## Stored data entries
--*--

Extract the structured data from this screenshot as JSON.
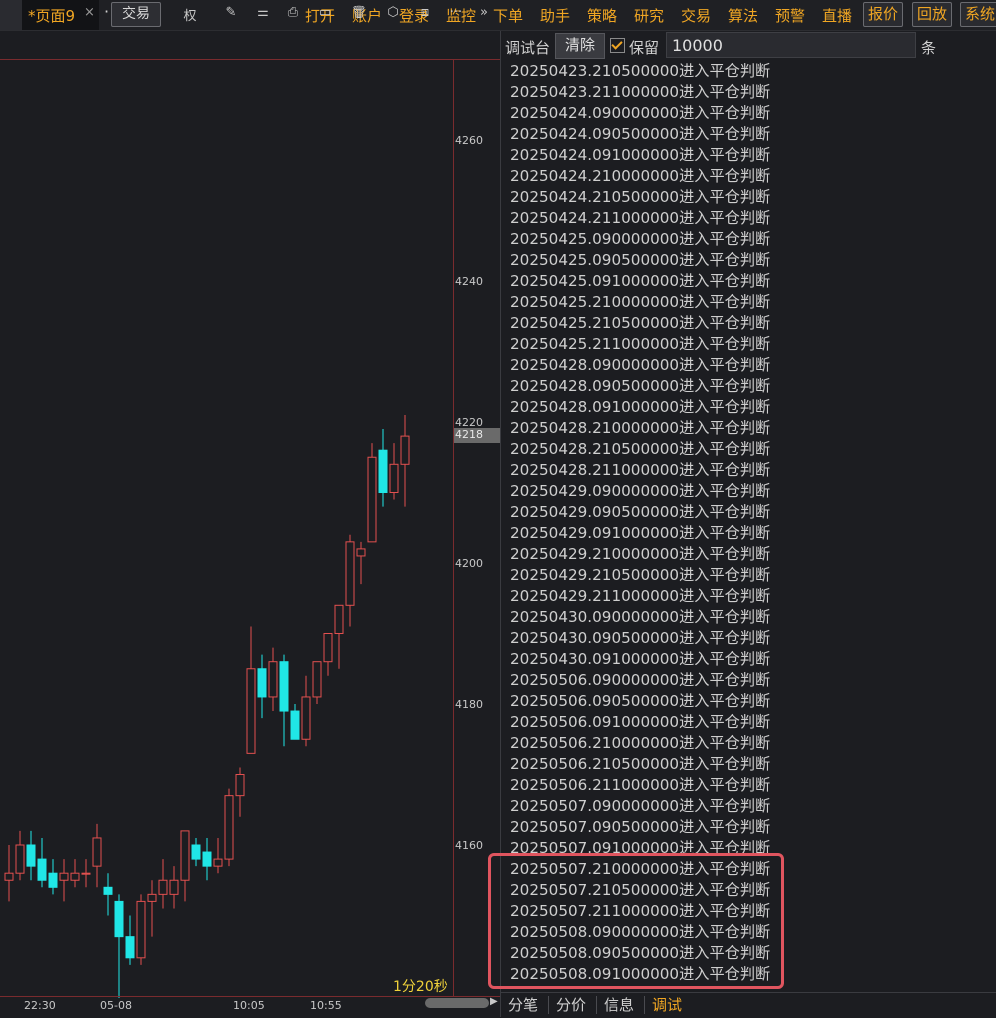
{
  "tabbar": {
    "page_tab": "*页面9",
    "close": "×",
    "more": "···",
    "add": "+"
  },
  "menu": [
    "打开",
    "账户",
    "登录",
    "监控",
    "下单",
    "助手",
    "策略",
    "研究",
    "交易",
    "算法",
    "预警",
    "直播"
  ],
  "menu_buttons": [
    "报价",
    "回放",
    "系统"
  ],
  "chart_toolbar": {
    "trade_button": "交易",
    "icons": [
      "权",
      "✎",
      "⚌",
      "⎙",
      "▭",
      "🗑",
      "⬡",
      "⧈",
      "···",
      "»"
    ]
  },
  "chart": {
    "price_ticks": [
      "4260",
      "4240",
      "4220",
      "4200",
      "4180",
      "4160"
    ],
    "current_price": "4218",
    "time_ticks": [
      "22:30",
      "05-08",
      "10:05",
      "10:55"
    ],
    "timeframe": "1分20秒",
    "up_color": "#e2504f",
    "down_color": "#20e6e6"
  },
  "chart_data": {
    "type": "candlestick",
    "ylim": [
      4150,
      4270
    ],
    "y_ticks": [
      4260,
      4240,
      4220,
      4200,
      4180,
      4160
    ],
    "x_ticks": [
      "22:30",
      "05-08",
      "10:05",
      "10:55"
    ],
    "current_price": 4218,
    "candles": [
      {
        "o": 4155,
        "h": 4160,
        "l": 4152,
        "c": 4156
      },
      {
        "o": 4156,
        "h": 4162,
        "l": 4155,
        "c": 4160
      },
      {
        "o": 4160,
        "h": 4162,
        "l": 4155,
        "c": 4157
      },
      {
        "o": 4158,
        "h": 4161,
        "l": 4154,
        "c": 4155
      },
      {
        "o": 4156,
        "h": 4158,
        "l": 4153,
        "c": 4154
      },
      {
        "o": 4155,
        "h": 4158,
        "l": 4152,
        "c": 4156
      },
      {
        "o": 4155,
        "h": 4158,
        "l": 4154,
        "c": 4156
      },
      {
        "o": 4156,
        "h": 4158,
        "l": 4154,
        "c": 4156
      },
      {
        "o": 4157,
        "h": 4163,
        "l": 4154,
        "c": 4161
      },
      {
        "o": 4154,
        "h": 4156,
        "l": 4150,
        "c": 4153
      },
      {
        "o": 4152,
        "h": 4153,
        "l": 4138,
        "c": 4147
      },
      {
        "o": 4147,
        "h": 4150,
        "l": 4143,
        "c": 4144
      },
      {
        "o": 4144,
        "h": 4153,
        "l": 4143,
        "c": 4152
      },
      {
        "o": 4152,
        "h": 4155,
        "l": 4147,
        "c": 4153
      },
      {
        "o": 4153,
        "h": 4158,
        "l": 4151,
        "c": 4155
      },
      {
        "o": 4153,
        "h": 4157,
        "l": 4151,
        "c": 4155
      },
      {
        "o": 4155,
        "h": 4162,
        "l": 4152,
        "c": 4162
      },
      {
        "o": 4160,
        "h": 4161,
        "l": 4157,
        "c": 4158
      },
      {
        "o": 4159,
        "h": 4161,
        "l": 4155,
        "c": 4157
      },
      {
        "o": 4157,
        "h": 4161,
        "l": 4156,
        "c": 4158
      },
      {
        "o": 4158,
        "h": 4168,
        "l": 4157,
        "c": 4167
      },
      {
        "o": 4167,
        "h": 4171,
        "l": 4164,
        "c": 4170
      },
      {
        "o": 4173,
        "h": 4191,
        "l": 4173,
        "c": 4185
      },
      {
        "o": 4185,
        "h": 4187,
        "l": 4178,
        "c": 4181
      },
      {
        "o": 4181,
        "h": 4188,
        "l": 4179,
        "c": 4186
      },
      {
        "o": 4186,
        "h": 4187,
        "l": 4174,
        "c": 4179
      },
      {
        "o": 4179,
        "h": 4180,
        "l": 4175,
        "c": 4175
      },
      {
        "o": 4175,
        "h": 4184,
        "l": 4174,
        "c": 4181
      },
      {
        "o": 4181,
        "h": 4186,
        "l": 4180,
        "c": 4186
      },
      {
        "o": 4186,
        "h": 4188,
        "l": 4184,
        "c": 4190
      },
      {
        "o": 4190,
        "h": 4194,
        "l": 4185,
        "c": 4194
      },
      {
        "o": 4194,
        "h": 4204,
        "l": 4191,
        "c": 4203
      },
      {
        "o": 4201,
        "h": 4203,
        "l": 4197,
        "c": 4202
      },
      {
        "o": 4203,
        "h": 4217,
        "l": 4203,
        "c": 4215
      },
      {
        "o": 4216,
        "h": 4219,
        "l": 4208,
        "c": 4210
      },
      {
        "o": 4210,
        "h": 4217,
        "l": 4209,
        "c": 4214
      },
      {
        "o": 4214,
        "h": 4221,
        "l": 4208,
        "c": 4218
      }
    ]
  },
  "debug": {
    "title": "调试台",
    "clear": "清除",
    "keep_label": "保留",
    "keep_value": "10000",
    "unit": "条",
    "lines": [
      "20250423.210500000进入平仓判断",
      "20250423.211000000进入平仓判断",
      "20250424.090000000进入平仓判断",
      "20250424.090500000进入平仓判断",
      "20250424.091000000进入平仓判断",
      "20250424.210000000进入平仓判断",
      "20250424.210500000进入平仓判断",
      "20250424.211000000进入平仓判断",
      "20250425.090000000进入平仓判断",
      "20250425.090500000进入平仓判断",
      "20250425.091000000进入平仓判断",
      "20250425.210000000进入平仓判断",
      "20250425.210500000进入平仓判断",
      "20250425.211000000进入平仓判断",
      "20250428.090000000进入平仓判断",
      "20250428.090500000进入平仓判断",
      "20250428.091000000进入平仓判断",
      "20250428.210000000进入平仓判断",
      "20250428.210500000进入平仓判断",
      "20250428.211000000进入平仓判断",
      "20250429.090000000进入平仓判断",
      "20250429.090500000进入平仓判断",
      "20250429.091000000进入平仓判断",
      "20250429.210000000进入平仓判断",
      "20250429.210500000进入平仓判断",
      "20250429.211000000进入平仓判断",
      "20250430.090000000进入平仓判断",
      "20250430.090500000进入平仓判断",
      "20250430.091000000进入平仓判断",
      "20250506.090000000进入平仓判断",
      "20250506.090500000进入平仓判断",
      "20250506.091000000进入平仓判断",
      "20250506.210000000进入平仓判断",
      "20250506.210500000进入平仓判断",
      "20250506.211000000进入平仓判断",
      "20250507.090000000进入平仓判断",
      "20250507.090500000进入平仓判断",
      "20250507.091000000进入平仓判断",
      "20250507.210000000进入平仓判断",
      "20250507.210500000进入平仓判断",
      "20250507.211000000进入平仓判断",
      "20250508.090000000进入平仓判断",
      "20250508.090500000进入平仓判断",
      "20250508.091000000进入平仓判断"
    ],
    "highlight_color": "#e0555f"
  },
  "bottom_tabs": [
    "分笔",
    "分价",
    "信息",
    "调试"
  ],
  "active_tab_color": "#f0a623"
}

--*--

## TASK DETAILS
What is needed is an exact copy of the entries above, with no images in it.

## RESULT BELOW
Extract the structured data from this screenshot as JSON.
{
  "tabbar": {
    "page_tab": "*页面9",
    "close": "×",
    "more": "···",
    "add": "+"
  },
  "menu": [
    "打开",
    "账户",
    "登录",
    "监控",
    "下单",
    "助手",
    "策略",
    "研究",
    "交易",
    "算法",
    "预警",
    "直播"
  ],
  "menu_buttons": [
    "报价",
    "回放",
    "系统"
  ],
  "chart_toolbar": {
    "trade_button": "交易",
    "icons": [
      "权",
      "✎",
      "⚌",
      "⎙",
      "▭",
      "🗑",
      "⬡",
      "⧈",
      "···",
      "»"
    ]
  },
  "chart": {
    "price_ticks": [
      "4260",
      "4240",
      "4220",
      "4200",
      "4180",
      "4160"
    ],
    "current_price": "4218",
    "time_ticks": [
      "22:30",
      "05-08",
      "10:05",
      "10:55"
    ],
    "timeframe": "1分20秒",
    "up_color": "#e2504f",
    "down_color": "#20e6e6"
  },
  "chart_data": {
    "type": "candlestick",
    "ylim": [
      4150,
      4270
    ],
    "y_ticks": [
      4260,
      4240,
      4220,
      4200,
      4180,
      4160
    ],
    "x_ticks": [
      "22:30",
      "05-08",
      "10:05",
      "10:55"
    ],
    "current_price": 4218,
    "candles": [
      {
        "o": 4155,
        "h": 4160,
        "l": 4152,
        "c": 4156
      },
      {
        "o": 4156,
        "h": 4162,
        "l": 4155,
        "c": 4160
      },
      {
        "o": 4160,
        "h": 4162,
        "l": 4155,
        "c": 4157
      },
      {
        "o": 4158,
        "h": 4161,
        "l": 4154,
        "c": 4155
      },
      {
        "o": 4156,
        "h": 4158,
        "l": 4153,
        "c": 4154
      },
      {
        "o": 4155,
        "h": 4158,
        "l": 4152,
        "c": 4156
      },
      {
        "o": 4155,
        "h": 4158,
        "l": 4154,
        "c": 4156
      },
      {
        "o": 4156,
        "h": 4158,
        "l": 4154,
        "c": 4156
      },
      {
        "o": 4157,
        "h": 4163,
        "l": 4154,
        "c": 4161
      },
      {
        "o": 4154,
        "h": 4156,
        "l": 4150,
        "c": 4153
      },
      {
        "o": 4152,
        "h": 4153,
        "l": 4138,
        "c": 4147
      },
      {
        "o": 4147,
        "h": 4150,
        "l": 4143,
        "c": 4144
      },
      {
        "o": 4144,
        "h": 4153,
        "l": 4143,
        "c": 4152
      },
      {
        "o": 4152,
        "h": 4155,
        "l": 4147,
        "c": 4153
      },
      {
        "o": 4153,
        "h": 4158,
        "l": 4151,
        "c": 4155
      },
      {
        "o": 4153,
        "h": 4157,
        "l": 4151,
        "c": 4155
      },
      {
        "o": 4155,
        "h": 4162,
        "l": 4152,
        "c": 4162
      },
      {
        "o": 4160,
        "h": 4161,
        "l": 4157,
        "c": 4158
      },
      {
        "o": 4159,
        "h": 4161,
        "l": 4155,
        "c": 4157
      },
      {
        "o": 4157,
        "h": 4161,
        "l": 4156,
        "c": 4158
      },
      {
        "o": 4158,
        "h": 4168,
        "l": 4157,
        "c": 4167
      },
      {
        "o": 4167,
        "h": 4171,
        "l": 4164,
        "c": 4170
      },
      {
        "o": 4173,
        "h": 4191,
        "l": 4173,
        "c": 4185
      },
      {
        "o": 4185,
        "h": 4187,
        "l": 4178,
        "c": 4181
      },
      {
        "o": 4181,
        "h": 4188,
        "l": 4179,
        "c": 4186
      },
      {
        "o": 4186,
        "h": 4187,
        "l": 4174,
        "c": 4179
      },
      {
        "o": 4179,
        "h": 4180,
        "l": 4175,
        "c": 4175
      },
      {
        "o": 4175,
        "h": 4184,
        "l": 4174,
        "c": 4181
      },
      {
        "o": 4181,
        "h": 4186,
        "l": 4180,
        "c": 4186
      },
      {
        "o": 4186,
        "h": 4188,
        "l": 4184,
        "c": 4190
      },
      {
        "o": 4190,
        "h": 4194,
        "l": 4185,
        "c": 4194
      },
      {
        "o": 4194,
        "h": 4204,
        "l": 4191,
        "c": 4203
      },
      {
        "o": 4201,
        "h": 4203,
        "l": 4197,
        "c": 4202
      },
      {
        "o": 4203,
        "h": 4217,
        "l": 4203,
        "c": 4215
      },
      {
        "o": 4216,
        "h": 4219,
        "l": 4208,
        "c": 4210
      },
      {
        "o": 4210,
        "h": 4217,
        "l": 4209,
        "c": 4214
      },
      {
        "o": 4214,
        "h": 4221,
        "l": 4208,
        "c": 4218
      }
    ]
  },
  "debug": {
    "title": "调试台",
    "clear": "清除",
    "keep_label": "保留",
    "keep_value": "10000",
    "unit": "条",
    "lines": [
      "20250423.210500000进入平仓判断",
      "20250423.211000000进入平仓判断",
      "20250424.090000000进入平仓判断",
      "20250424.090500000进入平仓判断",
      "20250424.091000000进入平仓判断",
      "20250424.210000000进入平仓判断",
      "20250424.210500000进入平仓判断",
      "20250424.211000000进入平仓判断",
      "20250425.090000000进入平仓判断",
      "20250425.090500000进入平仓判断",
      "20250425.091000000进入平仓判断",
      "20250425.210000000进入平仓判断",
      "20250425.210500000进入平仓判断",
      "20250425.211000000进入平仓判断",
      "20250428.090000000进入平仓判断",
      "20250428.090500000进入平仓判断",
      "20250428.091000000进入平仓判断",
      "20250428.210000000进入平仓判断",
      "20250428.210500000进入平仓判断",
      "20250428.211000000进入平仓判断",
      "20250429.090000000进入平仓判断",
      "20250429.090500000进入平仓判断",
      "20250429.091000000进入平仓判断",
      "20250429.210000000进入平仓判断",
      "20250429.210500000进入平仓判断",
      "20250429.211000000进入平仓判断",
      "20250430.090000000进入平仓判断",
      "20250430.090500000进入平仓判断",
      "20250430.091000000进入平仓判断",
      "20250506.090000000进入平仓判断",
      "20250506.090500000进入平仓判断",
      "20250506.091000000进入平仓判断",
      "20250506.210000000进入平仓判断",
      "20250506.210500000进入平仓判断",
      "20250506.211000000进入平仓判断",
      "20250507.090000000进入平仓判断",
      "20250507.090500000进入平仓判断",
      "20250507.091000000进入平仓判断",
      "20250507.210000000进入平仓判断",
      "20250507.210500000进入平仓判断",
      "20250507.211000000进入平仓判断",
      "20250508.090000000进入平仓判断",
      "20250508.090500000进入平仓判断",
      "20250508.091000000进入平仓判断"
    ],
    "highlight_color": "#e0555f"
  },
  "bottom_tabs": [
    "分笔",
    "分价",
    "信息",
    "调试"
  ],
  "active_tab_color": "#f0a623"
}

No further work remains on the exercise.